The necessity to handle the crisis through a realistic lens
A critical Turkish foreign policy objective has been to protect Iraq’s territorial integrity.
In this regard, eliminating the option of a Kurdish state – as well as preventing any statement or agreement that would lead to such an outcome – has been one of Turkey’s most sensitive priorities. Averting a referendum leading to Kurdish independence in Iraq was a necessity based on this strategic priority.
However, even though Turkey has had warm relations and an upper hand against Iraqi Kurdish leaders, it was not able to avert the referendum.
In the upcoming period, it is not realistic to expect the independence decision to be withdrawn or reversed. So, Turkey has to learn to live with and be at peace with this new reality. What needs to be done now is to minimize the harm this new situation could cause on Turkey and follow a road that will divert the path towards Turkey’s strategic interest from now on.
How these developments mixed with internal politics and how valor dominated the issue are serious roadblocks towards a rational and calm attitude that the situation requires.
We must admit that a territorially united Iraq – as in the past – has been Turkey’s dream since the First Gulf War in 1991. Following the United States’ (U.S.) occupation of Iraq in 2003, that dream became unrealistic. What has been left behind these two wars is Shiites taking over central power, Sunnis, who had held authority since 1991, losing ground on all fronts and a northern autonomous Kurdish region for the past quarter of a century.
Can you fix a broken vase?
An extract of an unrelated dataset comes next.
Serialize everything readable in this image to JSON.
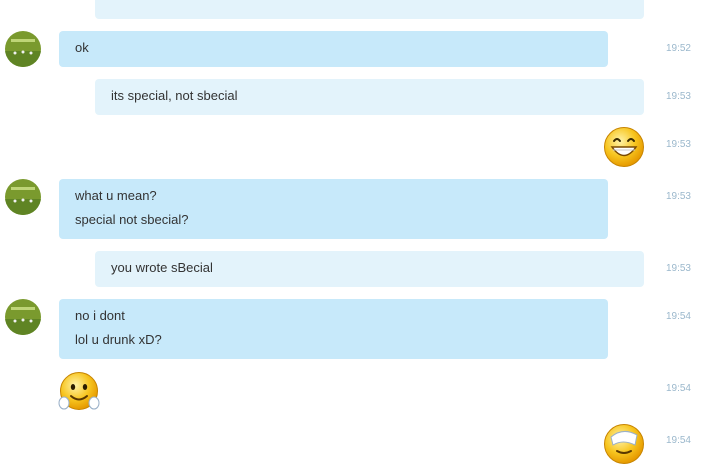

Looking forward, the worst-case scenario is Iraq’s partition into three territories as the division intensifies. The best-case scenario is, an Iraq that is more flexible on the constitution passed by a referendum in 2005, allowing the already-federal texture of the country, preserving its territorial unity. What seems most realistic at the present under the current conditions is a loose federation under Iraq’s rule and within Iraq’s borders.
A solution in this regard would require persuading the Kurds to avert declaring independence and instead stay within the boundaries trusting powerful affirmations Baghdad would give for a more autonomous region for them.
Kirkuk would be one of the most critical subjects in such a process. Kirkuk, a land populated by Turkmen throughout history, “Arabized” during the Baath regime and “Kurdified” especially after 2003, has witnessed assimilation policies and the region’s transformation.
Taking into consideration the balance of Turks and Arabs there, one possible exit strategy could be to eliminate the possibility of this region becoming a conflict zone by giving it a special status and designing it so everyone who lives there has the right to speak.
Persuading all actors of this situation to such a solution strategy makes it necessary for the maneuver of rational diplomacy, dense consultation processes with Baghdad and Tehran and, despite all, keeping communication lines open with the Kurdish leaders. Such a solution requires involving the U.S. and Russia in the correspondence process.
All the same, a solution for Iraq is placed in common vessels and, so, the developments in Syria will have a say in it as well. It is not possible to know what Syria will look like after the war and how the northern Iraqi Kurds will be placed in a new Syria.
On a last note, the status Kurds will gain in both our southern neighbors will be one of the most important topics in the years ahead.
Rationality calls for Turkey to resolve its Kurdish problem within its borders in order to face the developments that lie ahead without losing time.